  8. Voxel

    Moderator Emeritus

    Joined:
    Nov 5, 2001
    Messages:
    658
    Likes Received:
    2
    Yes, they do combined "research" residencies in IM plus their subspecialties. These are usually available at top academic medical centers. A friend from med school is applying to these programs as well as regular IM programs. However, you had better show some real commitment to research. Either MD/PhD or some significant bench research during medical school. Usually you do 2 years of IM+ 3yrs research in the fellowship area+ 2yrs of clinical fellowship. Atleast 7 years from what I hear and you take call during your research years at some places. You should probably look on an internal medicine residency website for the exact details and contact programs directly.

    If all you want is to practice clinical medicine, I am not sure this is worth it.
     
  9. MS05'

    MS05' Senior Member

    Joined:
    Sep 26, 2001
    Messages:
    181
    Likes Received:
    0
    Voxel, thanks for the info. I guess what I'm really looking for is something like a program where you do 2 years of IM (or peds) then do 2 or 3 of hem/onc. I don't think I want to do the research, if I did I'd probably take a year or two off and head to the NIH (bet that looks good on a residency application). Anyway, anyone know of any combined programs like the above?
     
  10. Goofy

    Goofy Senior Member

    Joined:
    Nov 20, 2001
    Messages:
    503
    Likes Received:
    2
     
  11. droliver

    Moderator Emeritus

    Joined:
    May 1, 2001
    Messages:
    1,552
    Likes Received:
    69
    Status:
    Attending Physician
    FYI: medical oncology is facing a HUGE drop in salary realted to decr. reimbursement for chemotherapy infusions by the feds.
     
  12. titan

    titan Senior Member

    Joined:
    Aug 1, 2001
    Messages:
    148
    Likes Received:
    0
    Thanks for all of your input! This is the area of medicine I have been most exposed to, and gained the most experience with. Although very preliminary, I have developed quite an interest in medical oncology. Salary isn't very important to me, but practicing medicine is. I just want to choose the field that best suits me and my strengths while maximizing my potential as a physician. Thanks again for your replies, and I welcome any further input!
     
  13. Voxel

    Moderator Emeritus

    Joined:
    Nov 5, 2001
    Messages:
    658
    Likes Received:
    2
    MS05' Taking a year off and doing research at the NIH/NCI during medical school will look impressive on your CV even if you are going for clinical heme/onc.
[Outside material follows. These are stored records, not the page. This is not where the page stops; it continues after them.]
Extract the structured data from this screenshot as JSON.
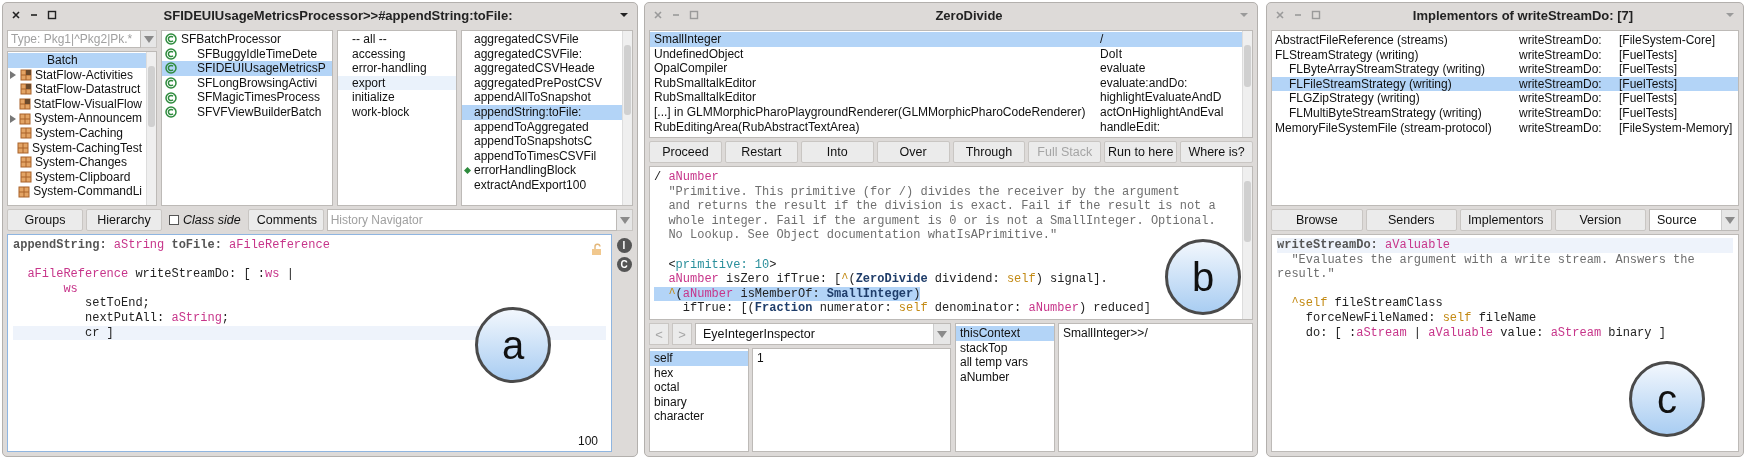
{
  "browser": {
    "title": "SFIDEUIUsageMetricsProcessor>>#appendString:toFile:",
    "active": true,
    "package_filter": {
      "placeholder": "Type: Pkg1|^Pkg2|Pk.*"
    },
    "packages": [
      {
        "label": "Batch",
        "kind": "tag",
        "expandable": false,
        "selected": true
      },
      {
        "label": "StatFlow-Activities",
        "kind": "package",
        "expandable": true,
        "modified": true,
        "selected": false
      },
      {
        "label": "StatFlow-Datastruct",
        "kind": "package",
        "expandable": false,
        "modified": true,
        "selected": false
      },
      {
        "label": "StatFlow-VisualFlow",
        "kind": "package",
        "expandable": false,
        "modified": true,
        "selected": false
      },
      {
        "label": "System-Announcem",
        "kind": "package",
        "expandable": true,
        "modified": false,
        "selected": false
      },
      {
        "label": "System-Caching",
        "kind": "package",
        "expandable": false,
        "modified": false,
        "selected": false
      },
      {
        "label": "System-CachingTest",
        "kind": "package",
        "expandable": false,
        "modified": false,
        "selected": false
      },
      {
        "label": "System-Changes",
        "kind": "package",
        "expandable": false,
        "modified": false,
        "selected": false
      },
      {
        "label": "System-Clipboard",
        "kind": "package",
        "expandable": false,
        "modified": false,
        "selected": false
      },
      {
        "label": "System-CommandLi",
        "kind": "package",
        "expandable": false,
        "modified": false,
        "selected": false
      }
    ],
    "classes": [
      {
        "label": "SFBatchProcessor",
        "selected": false,
        "children": [
          {
            "label": "SFBuggyIdleTimeDete",
            "selected": false
          },
          {
            "label": "SFIDEUIUsageMetricsP",
            "selected": true
          },
          {
            "label": "SFLongBrowsingActivi",
            "selected": false
          },
          {
            "label": "SFMagicTimesProcess",
            "selected": false
          },
          {
            "label": "SFVFViewBuilderBatch",
            "selected": false
          }
        ]
      }
    ],
    "protocols": [
      {
        "label": "-- all --",
        "selected": false
      },
      {
        "label": "accessing",
        "selected": false
      },
      {
        "label": "error-handling",
        "selected": false
      },
      {
        "label": "export",
        "selected": true
      },
      {
        "label": "initialize",
        "selected": false
      },
      {
        "label": "work-block",
        "selected": false
      }
    ],
    "methods": [
      {
        "label": "aggregatedCSVFile",
        "overrides": false,
        "selected": false
      },
      {
        "label": "aggregatedCSVFile:",
        "overrides": false,
        "selected": false
      },
      {
        "label": "aggregatedCSVHeade",
        "overrides": false,
        "selected": false
      },
      {
        "label": "aggregatedPrePostCSV",
        "overrides": false,
        "selected": false
      },
      {
        "label": "appendAllToSnapshot",
        "overrides": false,
        "selected": false
      },
      {
        "label": "appendString:toFile:",
        "overrides": false,
        "selected": true
      },
      {
        "label": "appendToAggregated",
        "overrides": false,
        "selected": false
      },
      {
        "label": "appendToSnapshotsC",
        "overrides": false,
        "selected": false
      },
      {
        "label": "appendToTimesCSVFil",
        "overrides": false,
        "selected": false
      },
      {
        "label": "errorHandlingBlock",
        "overrides": true,
        "selected": false
      },
      {
        "label": "extractAndExport100",
        "overrides": false,
        "selected": false
      }
    ],
    "toolbar": [
      {
        "kind": "button",
        "label": "Groups"
      },
      {
        "kind": "button",
        "label": "Hierarchy"
      },
      {
        "kind": "checkbox",
        "label": "Class side",
        "checked": false
      },
      {
        "kind": "button",
        "label": "Comments"
      }
    ],
    "history": {
      "placeholder": "History Navigator"
    },
    "code": [
      {
        "current": false,
        "selected": false,
        "tokens": [
          {
            "text": "appendString: ",
            "kind": "header"
          },
          {
            "text": "aString",
            "kind": "arg"
          },
          {
            "text": " toFile: ",
            "kind": "header"
          },
          {
            "text": "aFileReference",
            "kind": "arg"
          }
        ]
      },
      {
        "current": false,
        "selected": false
      },
      {
        "current": false,
        "selected": false,
        "tokens": [
          {
            "text": "  aFileReference",
            "kind": "arg"
          },
          {
            "text": " writeStreamDo: [ :",
            "kind": "plain"
          },
          {
            "text": "ws",
            "kind": "arg"
          },
          {
            "text": " |",
            "kind": "plain"
          }
        ]
      },
      {
        "current": false,
        "selected": false,
        "tokens": [
          {
            "text": "       ws",
            "kind": "arg"
          }
        ]
      },
      {
        "current": false,
        "selected": false,
        "tokens": [
          {
            "text": "          setToEnd;",
            "kind": "plain"
          }
        ]
      },
      {
        "current": false,
        "selected": false,
        "tokens": [
          {
            "text": "          nextPutAll: ",
            "kind": "plain"
          },
          {
            "text": "aString",
            "kind": "arg"
          },
          {
            "text": ";",
            "kind": "plain"
          }
        ]
      },
      {
        "current": true,
        "selected": false,
        "tokens": [
          {
            "text": "          cr ]",
            "kind": "plain"
          }
        ]
      }
    ],
    "side_buttons": [
      "I",
      "C"
    ],
    "status": "100",
    "marker": "a"
  },
  "debugger": {
    "title": "ZeroDivide",
    "active": false,
    "stack": [
      {
        "receiver": "SmallInteger",
        "method": "/",
        "selected": true
      },
      {
        "receiver": "UndefinedObject",
        "method": "DoIt",
        "selected": false
      },
      {
        "receiver": "OpalCompiler",
        "method": "evaluate",
        "selected": false
      },
      {
        "receiver": "RubSmalltalkEditor",
        "method": "evaluate:andDo:",
        "selected": false
      },
      {
        "receiver": "RubSmalltalkEditor",
        "method": "highlightEvaluateAndD",
        "selected": false
      },
      {
        "receiver": "[...] in GLMMorphicPharoPlaygroundRenderer(GLMMorphicPharoCodeRenderer)",
        "method": "actOnHighlightAndEval",
        "selected": false
      },
      {
        "receiver": "RubEditingArea(RubAbstractTextArea)",
        "method": "handleEdit:",
        "selected": false
      }
    ],
    "buttons": [
      {
        "label": "Proceed",
        "disabled": false
      },
      {
        "label": "Restart",
        "disabled": false
      },
      {
        "label": "Into",
        "disabled": false
      },
      {
        "label": "Over",
        "disabled": false
      },
      {
        "label": "Through",
        "disabled": false
      },
      {
        "label": "Full Stack",
        "disabled": true
      },
      {
        "label": "Run to here",
        "disabled": false
      },
      {
        "label": "Where is?",
        "disabled": false
      }
    ],
    "code": [
      {
        "current": false,
        "selected": false,
        "tokens": [
          {
            "text": "/ ",
            "kind": "plain"
          },
          {
            "text": "aNumber",
            "kind": "arg"
          }
        ]
      },
      {
        "current": false,
        "selected": false,
        "tokens": [
          {
            "text": "  \"Primitive. This primitive (for /) divides the receiver by the argument",
            "kind": "comment"
          }
        ]
      },
      {
        "current": false,
        "selected": false,
        "tokens": [
          {
            "text": "  and returns the result if the division is exact. Fail if the result is not a",
            "kind": "comment"
          }
        ]
      },
      {
        "current": false,
        "selected": false,
        "tokens": [
          {
            "text": "  whole integer. Fail if the argument is 0 or is not a SmallInteger. Optional.",
            "kind": "comment"
          }
        ]
      },
      {
        "current": false,
        "selected": false,
        "tokens": [
          {
            "text": "  No Lookup. See Object documentation whatIsAPrimitive.\"",
            "kind": "comment"
          }
        ]
      },
      {
        "current": false,
        "selected": false
      },
      {
        "current": false,
        "selected": false,
        "tokens": [
          {
            "text": "  <",
            "kind": "plain"
          },
          {
            "text": "primitive: 10",
            "kind": "pragma"
          },
          {
            "text": ">",
            "kind": "plain"
          }
        ]
      },
      {
        "current": false,
        "selected": false,
        "tokens": [
          {
            "text": "  aNumber",
            "kind": "arg"
          },
          {
            "text": " isZero ifTrue: [",
            "kind": "plain"
          },
          {
            "text": "^",
            "kind": "selfref"
          },
          {
            "text": "(",
            "kind": "plain"
          },
          {
            "text": "ZeroDivide",
            "kind": "classref"
          },
          {
            "text": " dividend: ",
            "kind": "plain"
          },
          {
            "text": "self",
            "kind": "selfref"
          },
          {
            "text": ") signal].",
            "kind": "plain"
          }
        ]
      },
      {
        "current": false,
        "selected": true,
        "tokens": [
          {
            "text": "  ^",
            "kind": "selfref"
          },
          {
            "text": "(",
            "kind": "plain"
          },
          {
            "text": "aNumber",
            "kind": "arg"
          },
          {
            "text": " isMemberOf: ",
            "kind": "plain"
          },
          {
            "text": "SmallInteger",
            "kind": "classref"
          },
          {
            "text": ")",
            "kind": "plain"
          }
        ]
      },
      {
        "current": false,
        "selected": false,
        "tokens": [
          {
            "text": "    ifTrue: [(",
            "kind": "plain"
          },
          {
            "text": "Fraction",
            "kind": "classref"
          },
          {
            "text": " numerator: ",
            "kind": "plain"
          },
          {
            "text": "self",
            "kind": "selfref"
          },
          {
            "text": " denominator: ",
            "kind": "plain"
          },
          {
            "text": "aNumber",
            "kind": "arg"
          },
          {
            "text": ") reduced]",
            "kind": "plain"
          }
        ]
      }
    ],
    "nav_buttons": [
      {
        "label": "<",
        "disabled": true
      },
      {
        "label": ">",
        "disabled": true
      }
    ],
    "inspector": {
      "type": "EyeIntegerInspector",
      "fields": [
        {
          "label": "self",
          "selected": true
        },
        {
          "label": "hex",
          "selected": false
        },
        {
          "label": "octal",
          "selected": false
        },
        {
          "label": "binary",
          "selected": false
        },
        {
          "label": "character",
          "selected": false
        }
      ],
      "value": "1"
    },
    "context": {
      "fields": [
        {
          "label": "thisContext",
          "selected": true
        },
        {
          "label": "stackTop",
          "selected": false
        },
        {
          "label": "all temp vars",
          "selected": false
        },
        {
          "label": "aNumber",
          "selected": false
        }
      ],
      "value": "SmallInteger>>/"
    },
    "marker": "b"
  },
  "implementors": {
    "title": "Implementors of writeStreamDo: [7]",
    "active": false,
    "results": [
      {
        "class": "AbstractFileReference (streams)",
        "selector": "writeStreamDo:",
        "package": "[FileSystem-Core]",
        "selected": false
      },
      {
        "class": "FLStreamStrategy (writing)",
        "selector": "writeStreamDo:",
        "package": "[FuelTests]",
        "selected": false,
        "children": [
          {
            "class": "FLByteArrayStreamStrategy (writing)",
            "selector": "writeStreamDo:",
            "package": "[FuelTests]",
            "selected": false
          },
          {
            "class": "FLFileStreamStrategy (writing)",
            "selector": "writeStreamDo:",
            "package": "[FuelTests]",
            "selected": true
          },
          {
            "class": "FLGZipStrategy (writing)",
            "selector": "writeStreamDo:",
            "package": "[FuelTests]",
            "selected": false
          },
          {
            "class": "FLMultiByteStreamStrategy (writing)",
            "selector": "writeStreamDo:",
            "package": "[FuelTests]",
            "selected": false
          }
        ]
      },
      {
        "class": "MemoryFileSystemFile (stream-protocol)",
        "selector": "writeStreamDo:",
        "package": "[FileSystem-Memory]",
        "selected": false
      }
    ],
    "buttons": [
      "Browse",
      "Senders",
      "Implementors",
      "Version"
    ],
    "mode": "Source",
    "code": [
      {
        "current": true,
        "selected": false,
        "tokens": [
          {
            "text": "writeStreamDo: ",
            "kind": "header"
          },
          {
            "text": "aValuable",
            "kind": "arg"
          }
        ]
      },
      {
        "current": false,
        "selected": false,
        "tokens": [
          {
            "text": "  \"Evaluates the argument with a write stream. Answers the",
            "kind": "comment"
          }
        ]
      },
      {
        "current": false,
        "selected": false,
        "tokens": [
          {
            "text": "result.\"",
            "kind": "comment"
          }
        ]
      },
      {
        "current": false,
        "selected": false
      },
      {
        "current": false,
        "selected": false,
        "tokens": [
          {
            "text": "  ^self",
            "kind": "selfref"
          },
          {
            "text": " fileStreamClass",
            "kind": "plain"
          }
        ]
      },
      {
        "current": false,
        "selected": false,
        "tokens": [
          {
            "text": "    forceNewFileNamed: ",
            "kind": "plain"
          },
          {
            "text": "self",
            "kind": "selfref"
          },
          {
            "text": " fileName",
            "kind": "plain"
          }
        ]
      },
      {
        "current": false,
        "selected": false,
        "tokens": [
          {
            "text": "    do: [ :",
            "kind": "plain"
          },
          {
            "text": "aStream",
            "kind": "arg"
          },
          {
            "text": " | ",
            "kind": "plain"
          },
          {
            "text": "aValuable",
            "kind": "arg"
          },
          {
            "text": " value: ",
            "kind": "plain"
          },
          {
            "text": "aStream",
            "kind": "arg"
          },
          {
            "text": " binary ]",
            "kind": "plain"
          }
        ]
      }
    ],
    "marker": "c"
  }
}
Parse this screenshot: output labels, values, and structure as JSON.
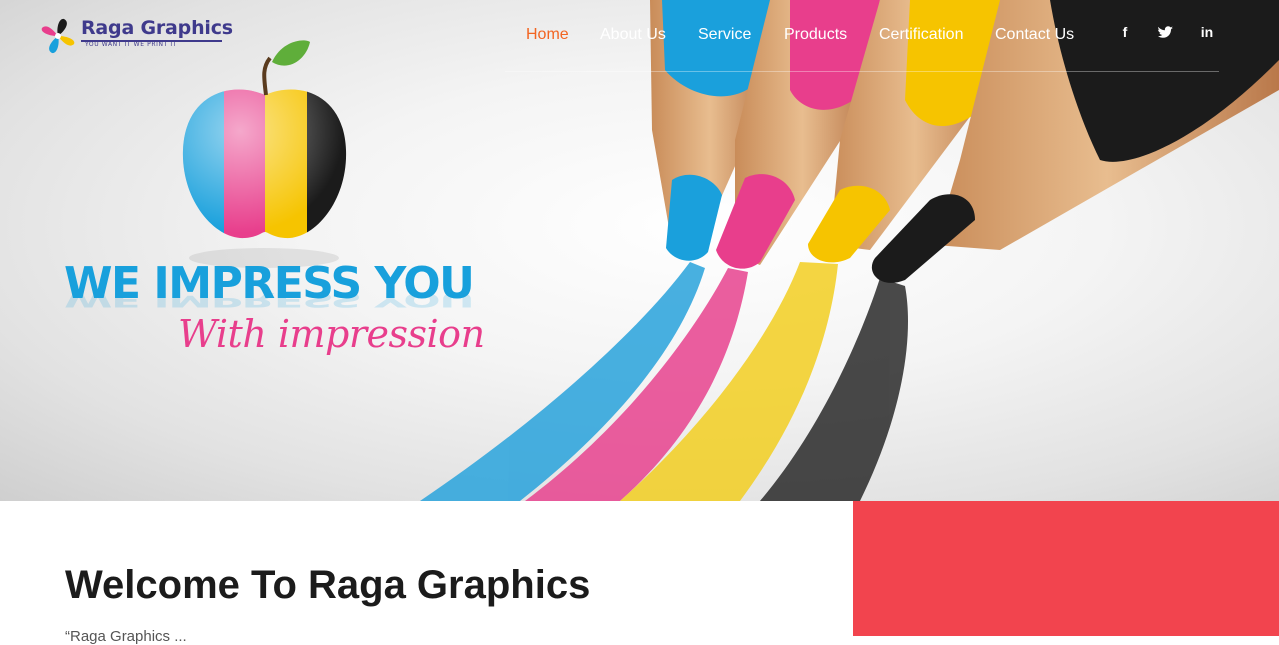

You will probably be more attractive to top academic centers (if you have similiar numbers as other applicants) when applying for IM. Especially if you followed up on that research at during IM residency, you would be attractive to top heme/onc fellowships which are all academic and love research. These things show a serious committment to the field.
     
  14. AJM

    AJM SDN Moderator
    Moderator Emeritus

    Joined:
    Jun 25, 2001
    Messages:
    1,117
    Likes Received:
    3
    Status:
    Fellow [Any Field]
     

Share This Page